Lisa L. Thompson serves as the Vice President of Research and Education for the National Center on Sexual Exploitation, where she oversees NCOSE’s strategic planning for increased public understanding of sexual exploitation related issues. To this end Lisa conducts analysis, develops research initiatives, and liaises with a wide-range of public officials, non-profit organizations, institutions of higher learning, and academics to generate collaborative action to combat the full spectrum of sexual exploitation especially as pertains to the harms of pornography, stripping, prostitution, and sexual trafficking.

Lisa joins the NCOSE following nearly two years with World Hope International (WHI), where as its Director of Anti-Trafficking, Lisa administered WHI’s anti-trafficking and sexual-violence recovery programs in Azerbaijan, Cambodia, Liberia and Sierra Leone. While working for WHI Lisa also served as a steering committee member of the Faith Alliance Against Slavery and Trafficking (FAAST), a collaboration initiative she helped found, and as a reviewer for the Journal of Human Trafficking.

She has written on the subjects of sexual trafficking and commercial sexual exploitation for publications such as Christian History and Biography, Caring, Mutuality, PRISM, and Social Work and Christianity. Lisa is a contributing author to Hands that Heal: International Curriculum for Caregivers of Trafficking Survivors, as well as the book Global Perspectives on Prostitution and Sex Trafficking:  Europe Latin America, North America, and Global in which she contributed chapters about the use of torture by pimps, as well as the policy conflicts between sex trafficking abolitionists and HIV/AIDS advocates. She is the co-editor of a special anti-trafficking edition of the North American Association of Christians in Social Work journal Social Work & Christianity and has provided expert testimony to the U.S. Congress. Lisa routinely speaks about sex trafficking and commercial sexual exploitation (i.e. prostitution, pornography, stripping), and facilitates anti-trafficking training events for a diverse range of audiences.
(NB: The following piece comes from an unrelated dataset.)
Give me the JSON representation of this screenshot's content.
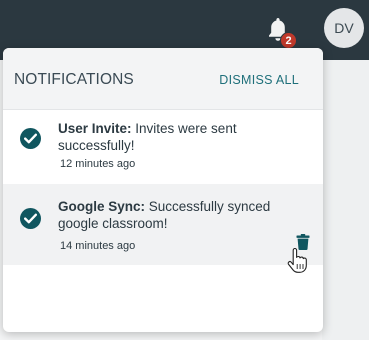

Additionally, Lisa served for more than 12 years as the Liaison for the Abolition of Sexual Trafficking for The Salvation Army USA National Headquarters. In that role she pioneered strategies for The Salvation Army to create recovery services for survivors of sexual trafficking and advocated on public policy issues and initiatives related to combating sexual trafficking and other forms of commercial sexual exploitation. Lisa chaired The Salvation Army’s North American Anti-Trafficking Council and directed its Initiative Against Sexual Trafficking. Previous to her arrival at The Salvation Army, Lisa served as Policy Representative for the National Association of Evangelicals’ (NAE) Office for Governmental Affairs in Washington, DC, from 1998 to 2001. While there, she was heavily involved in NAE’s advocacy efforts seeking passage of legislation now known as the Trafficking Victims Protection Act of 2000. She has also worked for consulting firms managing Community Develop Block Grants programs in Kentucky, and taught English as a second language in the People’s Republic of China.

Lisa earned her Bachelor of Arts in Government from Western Kentucky University, and her Master’s degree in Leadership, Public Policy and Social Issues from Union Institute and University.

Further Reading